Cook County Sheriff Tom Dart is defending his office’s COVID-19 testing and isolation procedures, saying he took action to prevent the spread of the virus earlier than any other sheriff in the country.
Dart pushed back on the recent criticism he’s received after The New York Times labeled the Cook County Jail as the “largest-known source of U.S. coronavirus infections” last week. He claimed there are more positive cases at the jail because his office began testing detainees before anyone else.
“I, for the life of me, can’t understand how people can be so reckless in the media, to be quite frank with you. I was so outraged,” Dart said Wednesday in a pretaped interview for “Chicago Tonight” via Zoom. “If you do not test, you will have zero people test positive. I was the first person in the country to start testing detainees, so of course I’m going to have numbers.”
So far, three detainees at the jail have died while more than 300 others have tested positive for COVID-19, though many of them have since recovered, according to Sheriff’s Office data. Dart’s office has also said 196 correctional officers have tested positive as of Tuesday evening, along with 38 other Cook County sheriff’s employees.
Dart said the media has “horribly, recklessly misrepresent(ed)” what has gone on at the jail in recent months, saying his office was forced to write its own playbook when it became clear no one else had a plan in place to handle a pandemic inside a jail.
His office began screening incoming detainees for flu-like symptoms back in late January, while also setting up quarantine and isolation wards for those who did test positive. Dart said jail staff have also given detainees soap, hand sanitizer and masks, while the Sheriff’s Office has added 500 beds of isolation housing in an “inmate bootcamp” located away from the main jail campus to help relieve pressure on its Cermak Hospital.
“We have really put a lot of time and energy and thoughtfulness into this,” he said, “and that’s why if you sense I’m beyond outraged, you’re catching on.”
The jail’s population, which Dart said sat around 12,000 when he became sheriff in 2007, now sits at a historic low of just over 4,300 detainees as judges and attorneys have worked through expedited bond hearings to get low-level offenders out of the jail.
But criticism of Dart’s office has also come from places other than the media.
The union representing jail staffers previously complained about a lack of access to personal protective gear and hand sanitizer, claims Dart has denied. And criminal justice advocates have blamed Dart and others for seemingly dragging their feet amid a push for the mass release of jail detainees, especially the elderly and those with underlying health conditions.
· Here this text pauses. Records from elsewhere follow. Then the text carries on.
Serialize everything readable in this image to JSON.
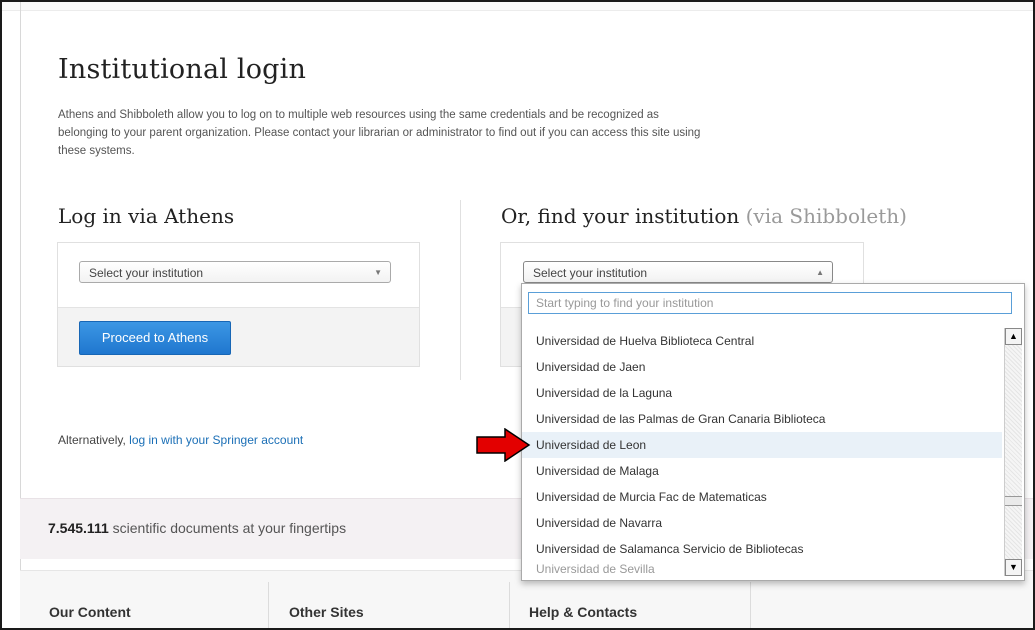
{
  "page": {
    "title": "Institutional login",
    "intro": "Athens and Shibboleth allow you to log on to multiple web resources using the same credentials and be recognized as belonging to your parent organization. Please contact your librarian or administrator to find out if you can access this site using these systems."
  },
  "athens": {
    "heading": "Log in via Athens",
    "select_value": "Select your institution",
    "button_label": "Proceed to Athens"
  },
  "shibboleth": {
    "heading": "Or, find your institution",
    "heading_suffix": "(via Shibboleth)",
    "select_value": "Select your institution",
    "search_placeholder": "Start typing to find your institution",
    "options": [
      "Universidad de Huelva Biblioteca Central",
      "Universidad de Jaen",
      "Universidad de la Laguna",
      "Universidad de las Palmas de Gran Canaria Biblioteca",
      "Universidad de Leon",
      "Universidad de Malaga",
      "Universidad de Murcia Fac de Matematicas",
      "Universidad de Navarra",
      "Universidad de Salamanca Servicio de Bibliotecas",
      "Universidad de Sevilla"
    ],
    "highlighted_option": "Universidad de Leon"
  },
  "alternative": {
    "prefix": "Alternatively,",
    "link": "log in with your Springer account"
  },
  "stats": {
    "count": "7.545.111",
    "text": "scientific documents at your fingertips"
  },
  "footer": {
    "columns": [
      "Our Content",
      "Other Sites",
      "Help & Contacts"
    ]
  },
  "icons": {
    "caret_down": "caret-down-icon",
    "caret_up": "caret-up-icon",
    "annotation_arrow": "red-arrow-icon",
    "accent": "#1f77cf",
    "arrow_color": "#e30000"
  }
}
“This death was perfectly preventable,” one of those advocacy groups, the Chicago Community Bond Fund, said in a statement this month following the first coronavirus-related death at the jail. “It could have been avoided if our County government would have headed our call, a call echoed by National Nurses United and SEIU Local 73, the Chicago Sun-Times editorial board, former Cook County Jail warden Dr. Nneka Jones Tapia, Reverend Jesse Jackson, and so many others.”
Dart said Wednesday he does not have the authority to put detainees in home confinement.
Last week, a federal judge rejected a motion calling for the release of those medically vulnerable detainees. But he did order Dart’s office to enact further social distancing and sanitary measures inside the jail. In a subsequent filing published Tuesday, Dart said his office is complying with that order.
“We believe we have things in control as well as (we) can,” he said Wednesday.
Dart said he’s essentially been living at the jail for weeks on end during the pandemic and noted that over the last week or so, the number of new cases there appears to be “leveling off.”
“So we’re looking at that,” he said, "as a good indicator that we are containing it.”